Republicans on the Senate Banking Committee have asked watchdogs at the Securities and Exchange Commission, the Commodity Futures Trading Commission and other agencies to determine whether they are doing enough to assess how Dodd Frank regulations will affect the economy.
In a May 4 letter that was released today, the lawmakers asked the inspectors general at five financial regulators to review the economic analyses being performed on rules emanating from the massive financial reform measure.
“Our request arises from our concern that regulatory agencies are conducting rulemakings to implement Dodd-Frank without adequately considering the costs and benefits of their rules and the effects those rules could have on the economy,” wrote Sen. Richard Shelby R-Ala., Banking Committee ranking member; Sen. Michael Crapo, R-Idaho; Sen. Bob Corker, R-Tenn.; Sen. Jim DeMint, R-S.C.; Sen. David Vitter, R-La.; Sen. Mike Johanns, R-Neb.; Sen. Patrick Toomey, R-Pa.; Sen. Mark Kirk, R-Ill.; Sen. Jerry Moran, R-Kan.; and Sen. Roger Whicker, R-Miss.
The letter cites an SEC rule pertaining to the SEC registration of investors in private funds.

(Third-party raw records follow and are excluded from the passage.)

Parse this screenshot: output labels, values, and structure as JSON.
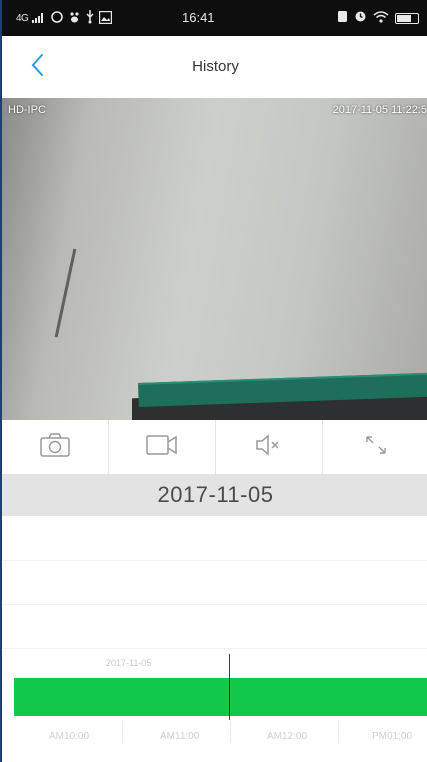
{
  "status_bar": {
    "network": "4G",
    "time": "16:41"
  },
  "header": {
    "title": "History"
  },
  "video": {
    "device_label": "HD-IPC",
    "timestamp": "2017-11-05  11:22:5"
  },
  "controls": {
    "items": [
      {
        "icon": "camera-icon",
        "action": "snapshot"
      },
      {
        "icon": "video-record-icon",
        "action": "record"
      },
      {
        "icon": "speaker-mute-icon",
        "action": "mute"
      },
      {
        "icon": "fullscreen-icon",
        "action": "fullscreen"
      }
    ]
  },
  "date_band": {
    "date": "2017-11-05"
  },
  "timeline": {
    "date_label": "2017-11-05",
    "recording_color": "#12c84b",
    "time_labels": [
      "AM10:00",
      "AM11:00",
      "AM12:00",
      "PM01:00"
    ]
  },
  "colors": {
    "accent": "#2b9be0",
    "recording": "#12c84b"
  }
}
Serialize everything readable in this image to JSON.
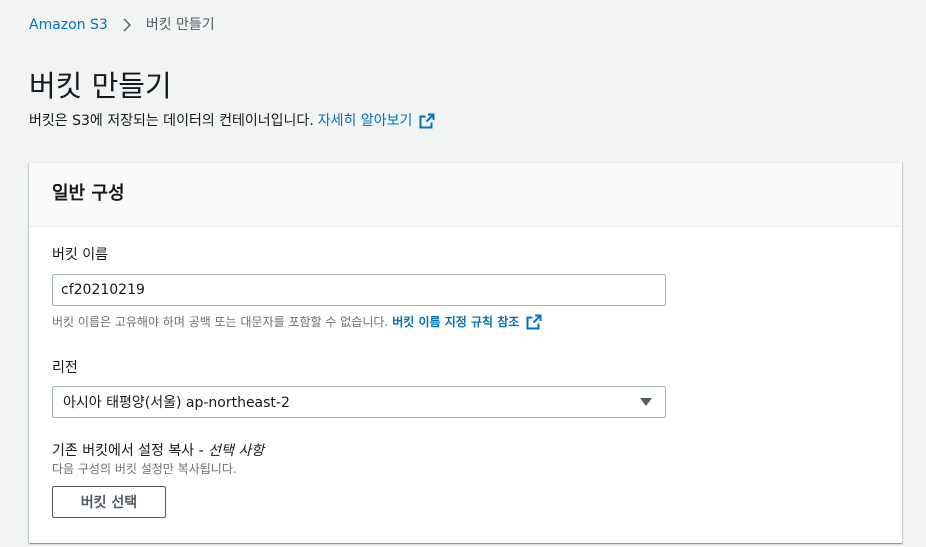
{
  "breadcrumb": {
    "root": "Amazon S3",
    "current": "버킷 만들기",
    "separator_icon": "chevron-right-icon"
  },
  "header": {
    "title": "버킷 만들기",
    "description": "버킷은 S3에 저장되는 데이터의 컨테이너입니다.",
    "learn_more": "자세히 알아보기",
    "learn_more_icon": "external-link-icon"
  },
  "general_config": {
    "title": "일반 구성",
    "bucket_name": {
      "label": "버킷 이름",
      "value": "cf20210219",
      "hint": "버킷 이름은 고유해야 하며 공백 또는 대문자를 포함할 수 없습니다.",
      "hint_link": "버킷 이름 지정 규칙 참조"
    },
    "region": {
      "label": "리전",
      "selected": "아시아 태평양(서울) ap-northeast-2"
    },
    "copy_settings": {
      "label": "기존 버킷에서 설정 복사 -",
      "optional": "선택 사항",
      "hint": "다음 구성의 버킷 설정만 복사됩니다.",
      "button": "버킷 선택"
    }
  },
  "colors": {
    "link": "#0073bb",
    "text": "#16191f",
    "muted": "#687078",
    "background": "#f2f3f3"
  }
}
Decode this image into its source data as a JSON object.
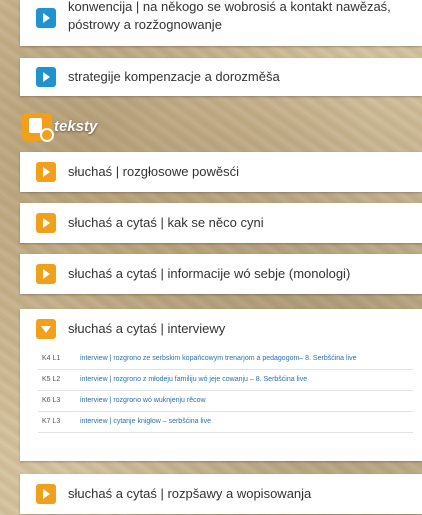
{
  "items_before": [
    {
      "label_line1": "konwencija | na někogo se wobrosiś a kontakt nawězaś,",
      "label_line2": "póstrowy a rozžognowanje",
      "color": "#1f93d1"
    },
    {
      "label": "strategije kompenzacje a dorozměša",
      "color": "#1f93d1"
    }
  ],
  "section": {
    "title": "teksty",
    "icon": "texts-icon"
  },
  "items_section": [
    {
      "label": "słuchaś | rozgłosowe powěsći"
    },
    {
      "label": "słuchaś a cytaś | kak se něco cyni"
    },
    {
      "label": "słuchaś a cytaś | informacije wó sebje (monologi)"
    }
  ],
  "expanded": {
    "label": "słuchaś a cytaś | interviewy",
    "rows": [
      {
        "code": "K4 L1",
        "text": "interview | rozgrono ze serbskim kopańcowym trenarjom a pedagogom– 8. Serbšćina live"
      },
      {
        "code": "K5 L2",
        "text": "interview | rozgrono z młodeju familiju wó jeje cowanju – 8. Serbšćina live"
      },
      {
        "code": "K6 L3",
        "text": "interview | rozgrono wó wuknjenju rěcow"
      },
      {
        "code": "K7 L3",
        "text": "interview | cytanje knigłow – serbšćina live"
      }
    ]
  },
  "item_after": {
    "label": "słuchaś a cytaś | rozpšawy a wopisowanja"
  },
  "colors": {
    "blue": "#1f93d1",
    "orange": "#f0a01a"
  }
}
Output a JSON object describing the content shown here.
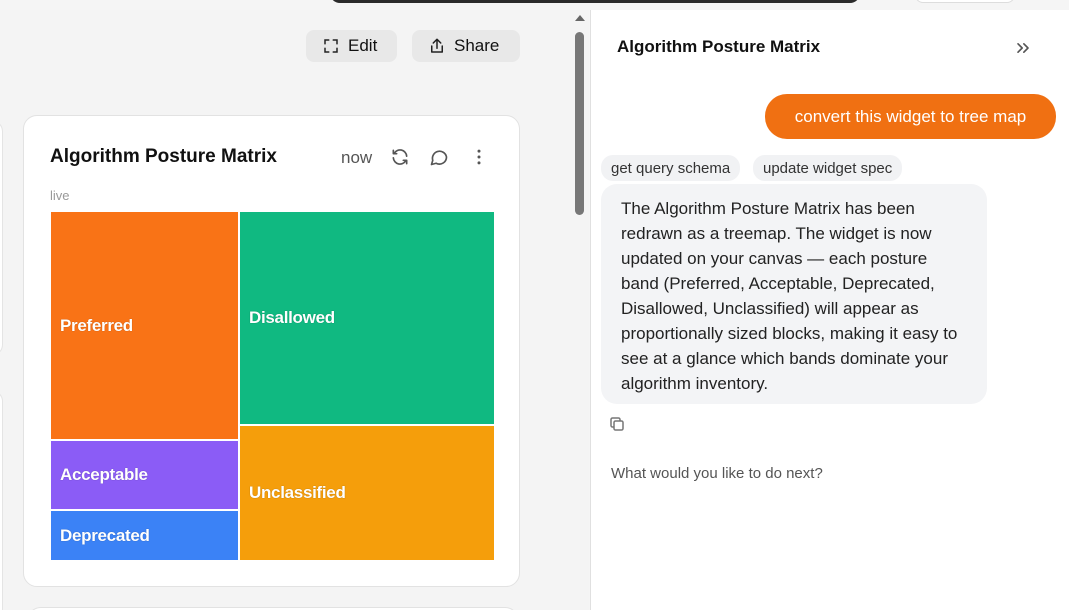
{
  "toolbar": {
    "edit_label": "Edit",
    "share_label": "Share"
  },
  "widget": {
    "title": "Algorithm Posture Matrix",
    "timestamp": "now",
    "status": "live",
    "chart_data": {
      "type": "treemap",
      "categories": [
        "Preferred",
        "Disallowed",
        "Unclassified",
        "Acceptable",
        "Deprecated"
      ],
      "colors": [
        "#f97316",
        "#10b981",
        "#f59e0b",
        "#8b5cf6",
        "#3b82f6"
      ]
    }
  },
  "panel": {
    "title": "Algorithm Posture Matrix",
    "user_message": "convert this widget to tree map",
    "tool_calls": [
      "get query schema",
      "update widget spec"
    ],
    "assistant_message": "The Algorithm Posture Matrix has been redrawn as a treemap. The widget is now updated on your canvas — each posture band (Preferred, Acceptable, Deprecated, Disallowed, Unclassified) will appear as proportionally sized blocks, making it easy to see at a glance which bands dominate your algorithm inventory.",
    "input_placeholder": "What would you like to do next?"
  },
  "icons": {
    "edit": "expand-icon",
    "share": "share-icon",
    "refresh": "refresh-icon",
    "comment": "comment-icon",
    "more": "more-vertical-icon",
    "collapse": "chevrons-right-icon",
    "copy": "copy-icon"
  }
}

It focuses on proposed rules and does not mention the SEC's January investment advice study.
But the Senate Banking Republicans highlighted that report in a February letter to the SEC questioning whether its recommendation for a universal fiduciary duty for retail investment advice was supported by rigorous economic analysis.
Under the Dodd Frank law, the SEC could issue a fiduciary-duty rule after conducting the study. But the two Republican commissioners — Kathleen Casey and Troy Paredes — issued a dissent to the report, saying that it lacks the economic underpinnings to support its conclusion.
Republicans on the House Financial Services Committee, in a March 17 letter to the SEC, asked the agency not to promulgate a fiduciary regulation until it did more work on its potential economic impact.
In an appearance Friday at an Investment Company Institute meeting in Washington, SEC Chairman Mary Schapiro said the agency will turn its attention back to the fiduciary rule sometime after July 21, the one-year anniversary of Dodd Frank that marks the deadline for most of its 243 rules.
She also indicated that the agency will address the economic-analysis concerns.
“We will put together a rulemaking team and explore the possibility of rulemaking pursuant to that study,” Ms. Schapiro said. “In the meantime, I've asked our economist to try to gather as much economic data as possible to help inform whatever rule we propose.”
As the SEC proceeds on fiduciary duty, it must balance the desire of advocates, who want broker-dealers to meet the investment adviser standard, with the worries of fiduciary opponents, who argue that a universal standard could raise regulatory costs for brokers and undermine their business model.
Ms. Schapiro said that the SEC will strive for a fiduciary standard “at least as strong as that on the investment adviser side of the business without unnecessarily limiting the choice investors have now on how to pay for or engage with a broker.”
When a fiduciary rule is issued, Republicans could ask for more economic analysis. They have qualms about what they characterize as the deleterious impact of burdensome Dodd Frank regulations. Democrats counter that Dodd Frank strengthens market protections and will prevent another financial crisis.